• Task directions:
Return the entries below word for word; no images should appear in the copy.

##### Available data #####

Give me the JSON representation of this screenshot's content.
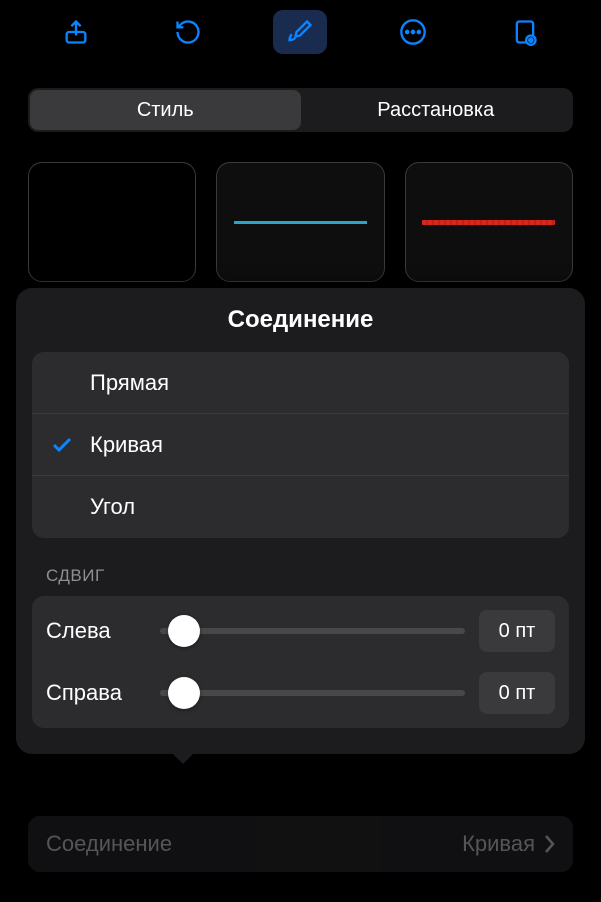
{
  "toolbar": {
    "icons": [
      "share",
      "undo",
      "brush",
      "more",
      "document"
    ]
  },
  "segmented": {
    "tabs": [
      "Стиль",
      "Расстановка"
    ],
    "selected": 0
  },
  "sheet": {
    "title": "Соединение",
    "options": [
      {
        "label": "Прямая",
        "checked": false
      },
      {
        "label": "Кривая",
        "checked": true
      },
      {
        "label": "Угол",
        "checked": false
      }
    ],
    "section_header": "СДВИГ",
    "sliders": [
      {
        "label": "Слева",
        "value": "0 пт",
        "position": 0
      },
      {
        "label": "Справа",
        "value": "0 пт",
        "position": 0
      }
    ]
  },
  "bottom": {
    "label": "Соединение",
    "value": "Кривая"
  },
  "colors": {
    "accent": "#0a84ff"
  }
}
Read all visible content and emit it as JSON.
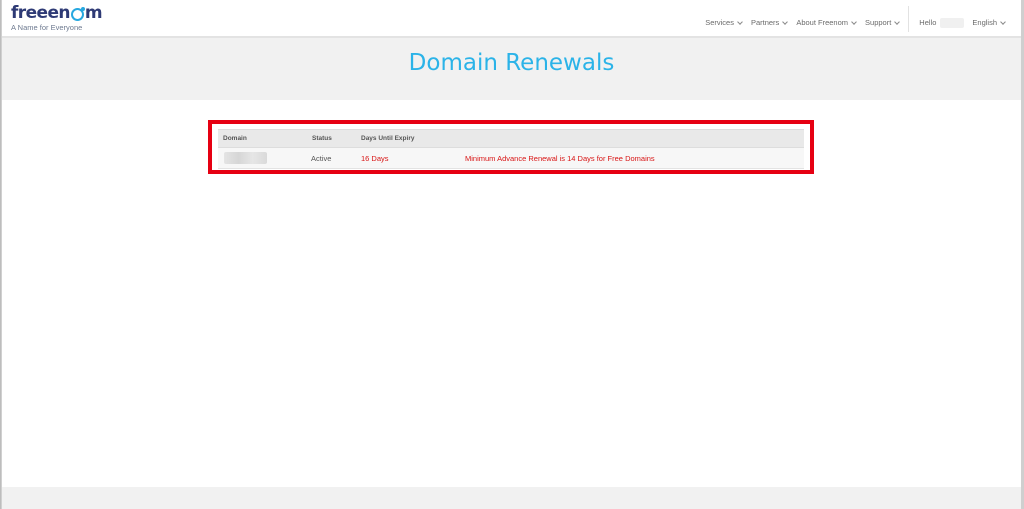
{
  "brand": {
    "logo_dark": "free",
    "logo_end": "m",
    "tagline": "A Name for Everyone"
  },
  "nav": {
    "items": [
      {
        "label": "Services"
      },
      {
        "label": "Partners"
      },
      {
        "label": "About Freenom"
      },
      {
        "label": "Support"
      }
    ],
    "hello": "Hello",
    "language": "English"
  },
  "page": {
    "title": "Domain Renewals"
  },
  "table": {
    "headers": {
      "domain": "Domain",
      "status": "Status",
      "days": "Days Until Expiry"
    },
    "rows": [
      {
        "status": "Active",
        "days": "16 Days",
        "note": "Minimum Advance Renewal is 14 Days for Free Domains"
      }
    ]
  },
  "colors": {
    "accent": "#2bb3e8",
    "brand_dark": "#2e3a75",
    "highlight": "#e60012",
    "warning_text": "#d81414"
  }
}
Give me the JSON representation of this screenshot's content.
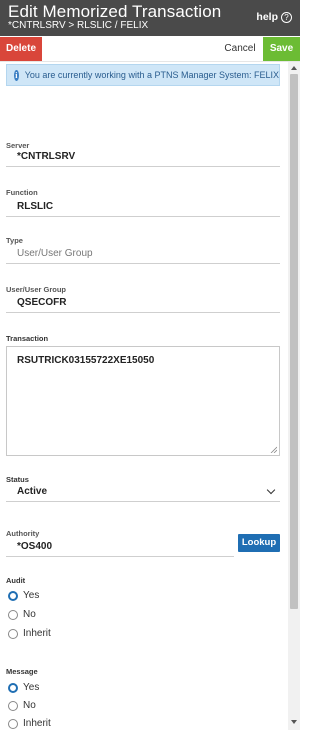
{
  "header": {
    "title": "Edit Memorized Transaction",
    "subtitle": "*CNTRLSRV > RLSLIC / FELIX",
    "help_label": "help",
    "help_icon": "?"
  },
  "toolbar": {
    "delete_label": "Delete",
    "cancel_label": "Cancel",
    "save_label": "Save"
  },
  "info": {
    "text": "You are currently working with a PTNS Manager System: FELIX",
    "icon": "i"
  },
  "fields": {
    "server": {
      "label": "Server",
      "value": "*CNTRLSRV"
    },
    "function": {
      "label": "Function",
      "value": "RLSLIC"
    },
    "type": {
      "label": "Type",
      "value": "User/User Group"
    },
    "user_group": {
      "label": "User/User Group",
      "value": "QSECOFR"
    },
    "transaction": {
      "label": "Transaction",
      "value": "RSUTRICK03155722XE15050"
    },
    "status": {
      "label": "Status",
      "value": "Active"
    },
    "authority": {
      "label": "Authority",
      "value": "*OS400",
      "lookup_label": "Lookup"
    }
  },
  "audit": {
    "label": "Audit",
    "options": [
      "Yes",
      "No",
      "Inherit"
    ],
    "selected": "Yes"
  },
  "message": {
    "label": "Message",
    "options": [
      "Yes",
      "No",
      "Inherit"
    ],
    "selected": "Yes"
  },
  "colors": {
    "header_bg": "#4a4a4a",
    "delete": "#d9463a",
    "save": "#6cbc34",
    "primary": "#1f6eb3",
    "info_bg": "#cfe6f7"
  }
}
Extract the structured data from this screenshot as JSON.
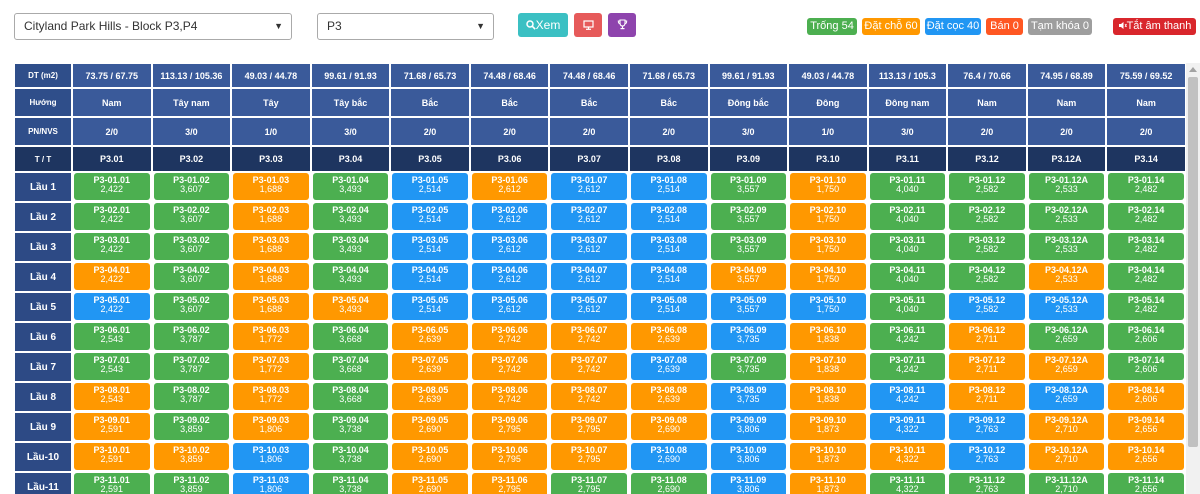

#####

• Written solution:
Give me the JSON representation of this screenshot's content.
{
  "toolbar": {
    "icons": [
      "share",
      "undo",
      "brush",
      "more",
      "document"
    ]
  },
  "segmented": {
    "tabs": [
      "Стиль",
      "Расстановка"
    ],
    "selected": 0
  },
  "sheet": {
    "title": "Соединение",
    "options": [
      {
        "label": "Прямая",
        "checked": false
      },
      {
        "label": "Кривая",
        "checked": true
      },
      {
        "label": "Угол",
        "checked": false
      }
    ],
    "section_header": "СДВИГ",
    "sliders": [
      {
        "label": "Слева",
        "value": "0 пт",
        "position": 0
      },
      {
        "label": "Справа",
        "value": "0 пт",
        "position": 0
      }
    ]
  },
  "bottom": {
    "label": "Соединение",
    "value": "Кривая"
  },
  "colors": {
    "accent": "#0a84ff"
  }
}
Read all visible content and emit it as JSON.
{
  "brand": {
    "logo_dark": "free",
    "logo_end": "m",
    "tagline": "A Name for Everyone"
  },
  "nav": {
    "items": [
      {
        "label": "Services"
      },
      {
        "label": "Partners"
      },
      {
        "label": "About Freenom"
      },
      {
        "label": "Support"
      }
    ],
    "hello": "Hello",
    "language": "English"
  },
  "page": {
    "title": "Domain Renewals"
  },
  "table": {
    "headers": {
      "domain": "Domain",
      "status": "Status",
      "days": "Days Until Expiry"
    },
    "rows": [
      {
        "status": "Active",
        "days": "16 Days",
        "note": "Minimum Advance Renewal is 14 Days for Free Domains"
      }
    ]
  },
  "colors": {
    "accent": "#2bb3e8",
    "brand_dark": "#2e3a75",
    "highlight": "#e60012",
    "warning_text": "#d81414"
  }
}
Give me the JSON representation of this screenshot's content.
{
  "header": {
    "title": "Edit Memorized Transaction",
    "subtitle": "*CNTRLSRV > RLSLIC / FELIX",
    "help_label": "help",
    "help_icon": "?"
  },
  "toolbar": {
    "delete_label": "Delete",
    "cancel_label": "Cancel",
    "save_label": "Save"
  },
  "info": {
    "text": "You are currently working with a PTNS Manager System: FELIX",
    "icon": "i"
  },
  "fields": {
    "server": {
      "label": "Server",
      "value": "*CNTRLSRV"
    },
    "function": {
      "label": "Function",
      "value": "RLSLIC"
    },
    "type": {
      "label": "Type",
      "value": "User/User Group"
    },
    "user_group": {
      "label": "User/User Group",
      "value": "QSECOFR"
    },
    "transaction": {
      "label": "Transaction",
      "value": "RSUTRICK03155722XE15050"
    },
    "status": {
      "label": "Status",
      "value": "Active"
    },
    "authority": {
      "label": "Authority",
      "value": "*OS400",
      "lookup_label": "Lookup"
    }
  },
  "audit": {
    "label": "Audit",
    "options": [
      "Yes",
      "No",
      "Inherit"
    ],
    "selected": "Yes"
  },
  "message": {
    "label": "Message",
    "options": [
      "Yes",
      "No",
      "Inherit"
    ],
    "selected": "Yes"
  },
  "colors": {
    "header_bg": "#4a4a4a",
    "delete": "#d9463a",
    "save": "#6cbc34",
    "primary": "#1f6eb3",
    "info_bg": "#cfe6f7"
  }
}
Extract the structured data from this screenshot as JSON.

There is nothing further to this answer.